## TASK GOAL
Your answer must restate the listing below word for word and contain no images.

## MATERIAL SUPPLIED
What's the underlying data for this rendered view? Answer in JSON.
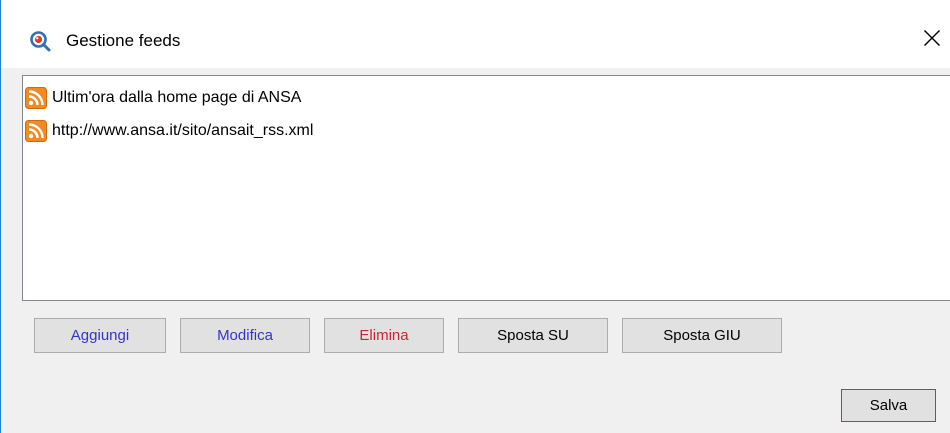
{
  "window": {
    "title": "Gestione feeds"
  },
  "feeds": [
    {
      "label": "Ultim'ora dalla home page di ANSA"
    },
    {
      "label": "http://www.ansa.it/sito/ansait_rss.xml"
    }
  ],
  "buttons": {
    "add": {
      "label": "Aggiungi",
      "color": "#3434c8"
    },
    "edit": {
      "label": "Modifica",
      "color": "#3434c8"
    },
    "delete": {
      "label": "Elimina",
      "color": "#c8282d"
    },
    "move_up": {
      "label": "Sposta SU",
      "color": "#000000"
    },
    "move_down": {
      "label": "Sposta GIU",
      "color": "#000000"
    },
    "save": {
      "label": "Salva"
    }
  },
  "icons": {
    "app": "magnifier-icon",
    "close": "close-icon",
    "feed": "rss-icon"
  },
  "colors": {
    "rss_orange": "#f08a24",
    "accent_border": "#0078d7"
  }
}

## TASK SOLUTION
What's the underlying data for this rendered view? Answer in JSON.
{
  "window": {
    "title": "Gestione feeds"
  },
  "feeds": [
    {
      "label": "Ultim'ora dalla home page di ANSA"
    },
    {
      "label": "http://www.ansa.it/sito/ansait_rss.xml"
    }
  ],
  "buttons": {
    "add": {
      "label": "Aggiungi",
      "color": "#3434c8"
    },
    "edit": {
      "label": "Modifica",
      "color": "#3434c8"
    },
    "delete": {
      "label": "Elimina",
      "color": "#c8282d"
    },
    "move_up": {
      "label": "Sposta SU",
      "color": "#000000"
    },
    "move_down": {
      "label": "Sposta GIU",
      "color": "#000000"
    },
    "save": {
      "label": "Salva"
    }
  },
  "icons": {
    "app": "magnifier-icon",
    "close": "close-icon",
    "feed": "rss-icon"
  },
  "colors": {
    "rss_orange": "#f08a24",
    "accent_border": "#0078d7"
  }
}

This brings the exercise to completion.